Food purchases provided a mean per capita energy availability of 8908 (se 81) kJ/d (2129 (se 19) kcal/d). Over 61·7 % of dietary energy came from ultra-processed products (Group 3), 25·6 % from Group 1 and 12·7 % from Group 2. The overall diet exceeded WHO upper limits for fat, saturated fat, free sugars and Na density, with less fibre than recommended. It also exceeded the average energy density target of the World Cancer Research Fund/American Institute for Cancer Research. Group 3 products taken together are more fatty, sugary, salty and energy-dense than a combination of Group 1 and Group 2 items. Only the 20 % lowest consumers of ultra-processed products (who consumed 33·2 % of energy from these products) were anywhere near reaching all nutrient goals for the prevention of obesity and chronic non-communicable diseases.
The 2001 Canadian diet was dominated by ultra-processed products. As a group, these products are unhealthy. The present analysis indicates that any substantial improvement of the diet would involve much lower consumption of ultra-processed products and much higher consumption of meals and dishes prepared from minimally processed foods and processed culinary ingredients.
To assess time trends in the contribution of processed foods to food purchases made by Brazilian households and to explore the potential impact on the overall quality of the diet.
Application of a new classification of foodstuffs based on extent and purpose of food processing to data collected by comparable probabilistic household budget surveys. The classification assigns foodstuffs to the following groups: unprocessed/minimally processed foods (Group 1); processed culinary ingredients (Group 2); or ultra-processed ready-to-eat or ready-to-heat food products (Group 3).
Eleven metropolitan areas of Brazil.
Households; n 13 611 in 1987–8, n 16 014 in 1995–5 and n 13 848 in 2002–3.
Over the last three decades, the household consumption of Group 1 and Group 2 foods has been steadily replaced by consumption of Group 3 ultra-processed food products, both overall and in lower- and upper-income groups.

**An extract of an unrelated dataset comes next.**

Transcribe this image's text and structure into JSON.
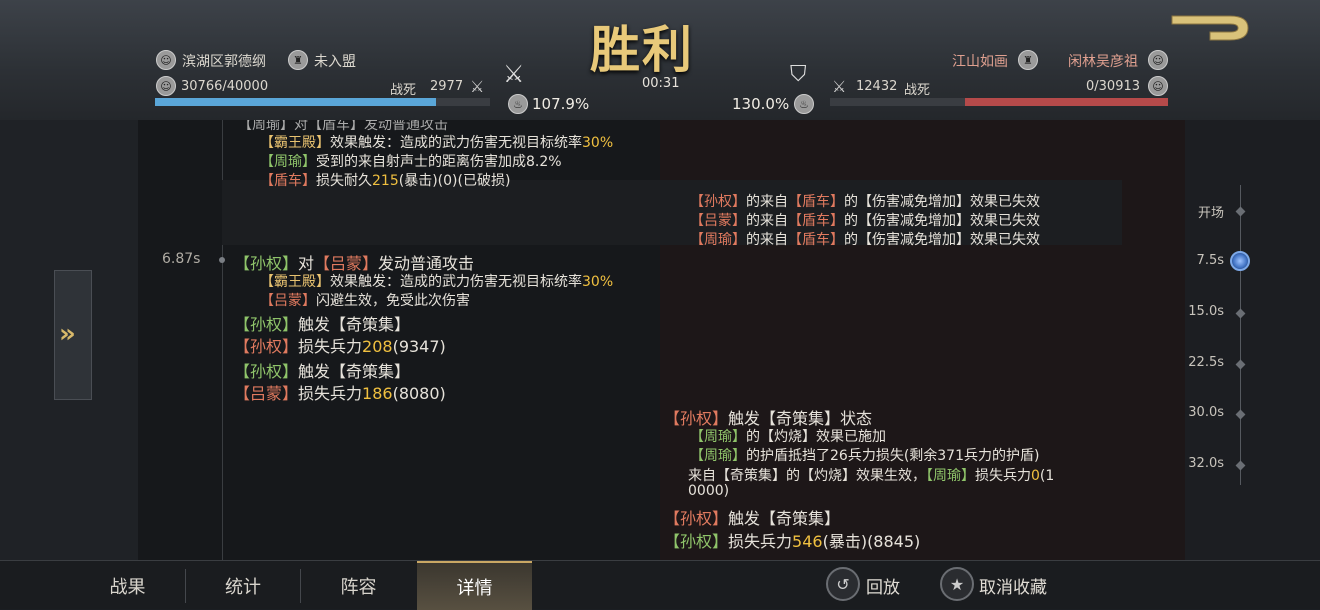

In the 2002–3 survey, Group 3 items represented more than one-quarter of total energy (more than one-third for higher-income households). The overall nutrient profile of Group 3 items, compared with that of Group 1 and Group 2 items, revealed more added sugar, more saturated fat, more sodium, less fibre and much higher energy density.

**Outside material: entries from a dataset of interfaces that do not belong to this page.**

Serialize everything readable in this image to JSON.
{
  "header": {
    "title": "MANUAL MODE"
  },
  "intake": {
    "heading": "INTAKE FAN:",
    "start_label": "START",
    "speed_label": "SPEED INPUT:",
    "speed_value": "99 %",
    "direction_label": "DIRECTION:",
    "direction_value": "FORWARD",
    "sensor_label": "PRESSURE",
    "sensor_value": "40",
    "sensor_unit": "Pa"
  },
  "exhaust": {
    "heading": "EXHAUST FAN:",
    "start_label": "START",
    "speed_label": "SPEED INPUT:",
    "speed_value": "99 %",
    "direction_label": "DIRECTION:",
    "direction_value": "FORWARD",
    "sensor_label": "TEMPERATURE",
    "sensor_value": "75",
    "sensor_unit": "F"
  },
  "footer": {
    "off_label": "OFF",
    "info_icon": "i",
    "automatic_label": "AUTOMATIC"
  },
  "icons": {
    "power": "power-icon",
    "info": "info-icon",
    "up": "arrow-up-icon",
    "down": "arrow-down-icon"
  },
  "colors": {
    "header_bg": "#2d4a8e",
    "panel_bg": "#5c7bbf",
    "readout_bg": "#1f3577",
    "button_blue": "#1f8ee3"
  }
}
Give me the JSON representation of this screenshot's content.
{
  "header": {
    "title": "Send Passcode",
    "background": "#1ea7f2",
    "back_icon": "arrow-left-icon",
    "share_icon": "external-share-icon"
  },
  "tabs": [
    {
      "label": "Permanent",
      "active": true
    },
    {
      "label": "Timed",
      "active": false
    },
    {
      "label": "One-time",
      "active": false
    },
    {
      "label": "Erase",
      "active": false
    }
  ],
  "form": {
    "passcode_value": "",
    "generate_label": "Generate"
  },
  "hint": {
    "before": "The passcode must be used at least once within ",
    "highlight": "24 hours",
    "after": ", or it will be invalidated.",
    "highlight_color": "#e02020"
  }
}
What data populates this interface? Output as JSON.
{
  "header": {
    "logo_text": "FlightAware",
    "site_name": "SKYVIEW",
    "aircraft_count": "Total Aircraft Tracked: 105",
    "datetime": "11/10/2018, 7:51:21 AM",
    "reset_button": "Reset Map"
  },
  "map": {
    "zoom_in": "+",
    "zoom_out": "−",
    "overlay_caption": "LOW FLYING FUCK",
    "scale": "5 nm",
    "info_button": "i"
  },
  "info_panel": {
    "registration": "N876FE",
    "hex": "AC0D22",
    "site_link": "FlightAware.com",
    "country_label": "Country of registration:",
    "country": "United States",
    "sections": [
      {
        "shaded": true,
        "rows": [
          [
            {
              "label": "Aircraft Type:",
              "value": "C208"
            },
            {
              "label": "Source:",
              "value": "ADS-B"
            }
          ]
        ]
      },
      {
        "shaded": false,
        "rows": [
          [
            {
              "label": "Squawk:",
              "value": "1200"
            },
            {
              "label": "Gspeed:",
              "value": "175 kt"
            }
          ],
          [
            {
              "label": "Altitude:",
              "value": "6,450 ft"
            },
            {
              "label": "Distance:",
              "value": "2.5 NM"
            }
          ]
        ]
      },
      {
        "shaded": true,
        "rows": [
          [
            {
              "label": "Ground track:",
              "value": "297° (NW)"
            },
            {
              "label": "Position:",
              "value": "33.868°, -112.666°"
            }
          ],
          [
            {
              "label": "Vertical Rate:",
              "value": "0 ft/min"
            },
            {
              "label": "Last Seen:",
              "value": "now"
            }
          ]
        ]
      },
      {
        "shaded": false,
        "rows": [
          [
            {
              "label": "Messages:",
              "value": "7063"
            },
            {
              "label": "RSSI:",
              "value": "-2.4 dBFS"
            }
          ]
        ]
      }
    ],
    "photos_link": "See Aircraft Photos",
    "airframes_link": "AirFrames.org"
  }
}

The high energy density and the unfavourable nutrition profiling of Group 3 food products, and also their potential harmful effects on eating and drinking behaviours, indicate that governments and health authorities should use all possible methods, including legislation and statutory regulation, to halt and reverse the replacement of minimally processed foods and processed culinary ingredients by ultra-processed food products.